Work to be completed> Find all lines in the records that include the word "Type", and copy them out.

Supplied records>
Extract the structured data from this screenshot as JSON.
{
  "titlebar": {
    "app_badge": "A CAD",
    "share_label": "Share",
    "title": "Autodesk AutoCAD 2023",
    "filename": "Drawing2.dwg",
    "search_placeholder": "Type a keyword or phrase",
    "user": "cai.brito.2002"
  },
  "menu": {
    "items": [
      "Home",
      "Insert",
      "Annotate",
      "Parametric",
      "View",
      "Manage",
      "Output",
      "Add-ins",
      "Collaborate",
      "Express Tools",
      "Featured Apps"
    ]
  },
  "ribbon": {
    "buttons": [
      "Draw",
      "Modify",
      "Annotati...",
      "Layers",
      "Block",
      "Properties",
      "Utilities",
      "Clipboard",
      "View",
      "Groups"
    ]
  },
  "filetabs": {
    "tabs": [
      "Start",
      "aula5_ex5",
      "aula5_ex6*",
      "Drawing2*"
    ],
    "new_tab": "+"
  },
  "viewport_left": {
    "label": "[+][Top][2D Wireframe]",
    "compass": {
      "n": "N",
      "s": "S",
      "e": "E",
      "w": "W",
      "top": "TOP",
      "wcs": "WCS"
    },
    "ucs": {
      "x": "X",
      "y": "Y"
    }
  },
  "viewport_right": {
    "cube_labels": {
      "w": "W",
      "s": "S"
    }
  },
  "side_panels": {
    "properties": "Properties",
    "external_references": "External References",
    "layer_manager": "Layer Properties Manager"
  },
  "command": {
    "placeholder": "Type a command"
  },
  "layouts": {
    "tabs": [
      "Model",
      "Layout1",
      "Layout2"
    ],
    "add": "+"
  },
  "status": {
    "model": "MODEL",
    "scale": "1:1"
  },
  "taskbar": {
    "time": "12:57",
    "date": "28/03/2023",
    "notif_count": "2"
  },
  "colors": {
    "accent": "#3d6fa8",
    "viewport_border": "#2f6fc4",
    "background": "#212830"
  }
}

Task response>
    "search_placeholder": "Type a keyword or phrase",
    "placeholder": "Type a command"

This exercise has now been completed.